The urge to hot-foot it to somewhere other than where you started is nothing new. The oldest tales in history or even religious faux-history all seem to centre around travel. Likewise many treasures, songs and works of art all seem to have that much more gravitas if they come from somewhere far, far away.

Mass exoduses, diasporas and wanderings are the the stuff of stories from the bible to beowulf, from The Grapes of Wrath to Gulliver’s…well, Travels.

It stands to reason that this would inspire adventurous or entrepreneurial young minds to seek out the furthest flung corners of the world, but the presence of strangers in strange lands tends to bring a whole set of new woes to the lands in question. It’s not long before ‘alien’ diseases and invasive hitch-hiker animal species – rats being the classic example – start to come along for the ride, themselves afflicted with a wanderlust and possessing a dangerous-to-the-environment adaptability much like our own.

Inevitably, before long what seemed like a paradise is just another tourist spot, or worse – somewhere to exploit and sometimes literally ‘strip-mine’ for resources. Paradoxically, when somewhere is prized for its natural beauty, it tends to get overrun by visitors and loaded up with commercial businesses. As the truly natural spots get progressively rarer, more people visit them… And so the cycle continues.

Think on this… Less than 10% of the world’s land is more than 48 hours from the nearest city.
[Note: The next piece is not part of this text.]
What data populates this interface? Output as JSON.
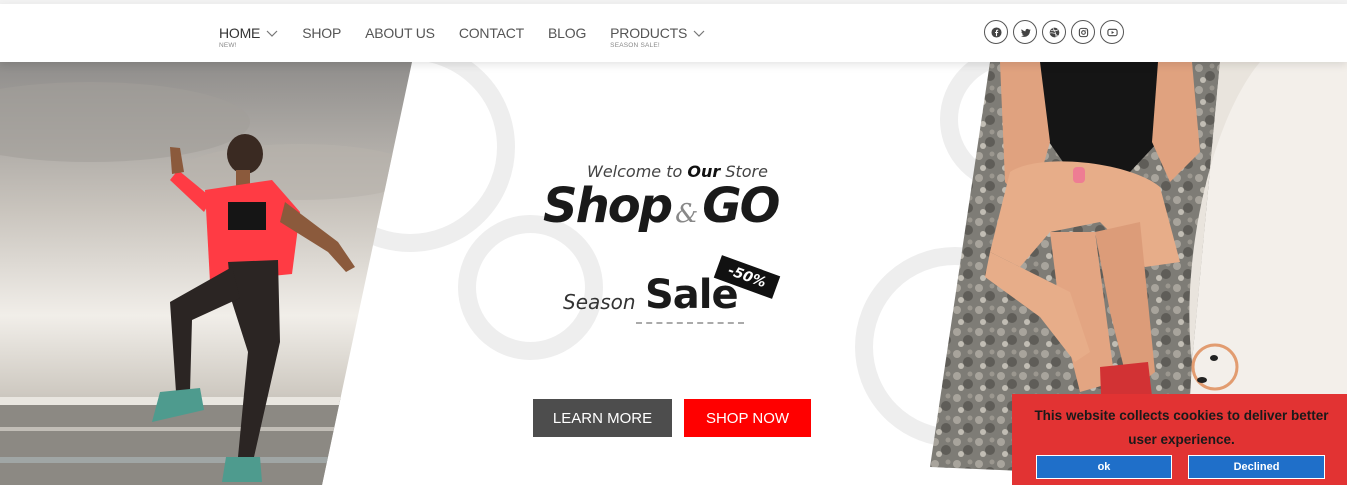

Honestly, and we’re talking land travel only. Trains, cars or donkeys. Scary huh? No matter where you go, civilisation is only two days away. Given the above information, it means that ‘remote’ is becoming a thing of the past, and critically, we are only probably a couple of days away from screwing up any remaining pristine natural areas. The Amazon Rainforest is pretty well connected – rivers help – and most deserts have a road network these days.

All this leads me to wondering, what next? Technology is leaping ahead of where most of us could have ever imagined, so, just where will the age-old and inherent human ‘wanderlust’ and urge to visit the unknown take us, when we have been, known and in turn influenced ‘everywhere’?

Here’s a few ideas that seem to be in the pipeline already!

‘Challenger Deep’ – The Mariana Trench

Situated at the very bottom of the western Pacific Ocean, to the east of the Mariana Islands, the Mariana Trench is a narrow but almost unimaginably – if not unfathomably – deep ‘slot’ in the seabed. With an average width of a suggestive 69 kilometres, it’s already sounding slightly wrong by my description… Sure to attract the 18-30’s crowd then. But, be warned, its not quite Ibiza…

The very deepest part is known as ‘Challenger Deep’ and is dark, wet and under massive pressure, which kind of sounds like the Welsh valleys during January. So if technology allows, we could create a modern Atlantis for future generations to visit. Twinned with Pontypridd, naturally.

The Tibetan Plateau (Qingzang) 

In complete contrast to the aforementioned Mariana Trench, this 2.5million kilometre elevated land mass is often called ‘the roof of the world’. Roof parties are often the stuff of legend, so why haven’t the hedonists headed to the hills quite yet, you ask?

It happens to be surrounded by massive mountain ranges, and the only ‘rain’ is hailstones, but there are some redeeming features. The Tibetan Plateau contains the world’s third-largest store of ice, after the polar regions. Perfect for that sneaky pear cider… If climate change doesn’t thoughtfully create a giant rooftop swimming pool before you get there!

Outer Space

The final frontier? Well, supposedly, space is infinite… that doesn’t strike me as very final, having no end and all. But still, space flight is becoming ever more viable, and there’s about every kind of possibility ‘out there’.

Sun worshipper? Guess what, you could actually ‘go there’. It would seem popular, as no traveller would ever return home. I’ve heard that said about Jersey in the 1990’s though. Just saying.

Winter break? Mars, Mercury and Neptune are all frozen gas planets. Get’cya ski on, cosmic style – it’s time to buy that North Face parka that you figured you’d never be cold enough to need!

Even colder, and with a name and nature that suggest ‘where the sun don’t shine’, we have the seventh planet, Uranus. I’d like to avoid the tasteless jokes, but it does, according to my research, have a complicated planetary ring system. I guess if there was a divine creator, he liked it, and took Beyonce’s advice. If it’s good enough for a deity who can go wherever he pleases, then perhaps we should see if we can go there. Unfortunately, with humans track record of planetary responsibility it’s highly likely that we’ll f**k it anyway.

 “Think on this… less than 10% of the world’s land is more than 48 hours from the nearest city…”